(Entries from a dataset of interfaces)
┄┄┄┄┄┄┄┄┄┄┄┄┄┄┄┄┄┄┄┄
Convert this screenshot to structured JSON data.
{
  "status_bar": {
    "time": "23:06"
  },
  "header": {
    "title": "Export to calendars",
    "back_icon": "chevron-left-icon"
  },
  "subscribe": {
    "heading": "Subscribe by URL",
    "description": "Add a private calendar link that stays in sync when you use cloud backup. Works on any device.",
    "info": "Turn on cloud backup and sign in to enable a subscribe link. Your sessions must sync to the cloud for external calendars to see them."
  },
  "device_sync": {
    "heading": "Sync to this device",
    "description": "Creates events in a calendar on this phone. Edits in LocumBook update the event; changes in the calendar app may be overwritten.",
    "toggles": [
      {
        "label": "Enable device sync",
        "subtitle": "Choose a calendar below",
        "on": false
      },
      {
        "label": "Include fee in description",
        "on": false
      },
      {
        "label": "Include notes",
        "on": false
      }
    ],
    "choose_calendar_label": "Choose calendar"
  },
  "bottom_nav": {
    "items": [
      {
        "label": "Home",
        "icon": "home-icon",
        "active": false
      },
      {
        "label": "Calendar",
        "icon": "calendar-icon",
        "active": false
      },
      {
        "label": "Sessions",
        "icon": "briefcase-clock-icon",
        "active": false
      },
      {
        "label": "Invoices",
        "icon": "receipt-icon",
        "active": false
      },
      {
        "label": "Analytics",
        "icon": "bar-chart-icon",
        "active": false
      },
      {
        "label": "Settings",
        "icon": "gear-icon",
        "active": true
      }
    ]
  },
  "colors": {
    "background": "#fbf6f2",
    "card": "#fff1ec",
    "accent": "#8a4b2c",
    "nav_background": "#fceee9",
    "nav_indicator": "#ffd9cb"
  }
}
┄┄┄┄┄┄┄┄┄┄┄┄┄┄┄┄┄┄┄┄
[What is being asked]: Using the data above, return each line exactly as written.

[Answer section]:
Convert this screenshot to structured JSON data.
{
  "status_bar": {
    "time": "23:06"
  },
  "header": {
    "title": "Export to calendars",
    "back_icon": "chevron-left-icon"
  },
  "subscribe": {
    "heading": "Subscribe by URL",
    "description": "Add a private calendar link that stays in sync when you use cloud backup. Works on any device.",
    "info": "Turn on cloud backup and sign in to enable a subscribe link. Your sessions must sync to the cloud for external calendars to see them."
  },
  "device_sync": {
    "heading": "Sync to this device",
    "description": "Creates events in a calendar on this phone. Edits in LocumBook update the event; changes in the calendar app may be overwritten.",
    "toggles": [
      {
        "label": "Enable device sync",
        "subtitle": "Choose a calendar below",
        "on": false
      },
      {
        "label": "Include fee in description",
        "on": false
      },
      {
        "label": "Include notes",
        "on": false
      }
    ],
    "choose_calendar_label": "Choose calendar"
  },
  "bottom_nav": {
    "items": [
      {
        "label": "Home",
        "icon": "home-icon",
        "active": false
      },
      {
        "label": "Calendar",
        "icon": "calendar-icon",
        "active": false
      },
      {
        "label": "Sessions",
        "icon": "briefcase-clock-icon",
        "active": false
      },
      {
        "label": "Invoices",
        "icon": "receipt-icon",
        "active": false
      },
      {
        "label": "Analytics",
        "icon": "bar-chart-icon",
        "active": false
      },
      {
        "label": "Settings",
        "icon": "gear-icon",
        "active": true
      }
    ]
  },
  "colors": {
    "background": "#fbf6f2",
    "card": "#fff1ec",
    "accent": "#8a4b2c",
    "nav_background": "#fceee9",
    "nav_indicator": "#ffd9cb"
  }
}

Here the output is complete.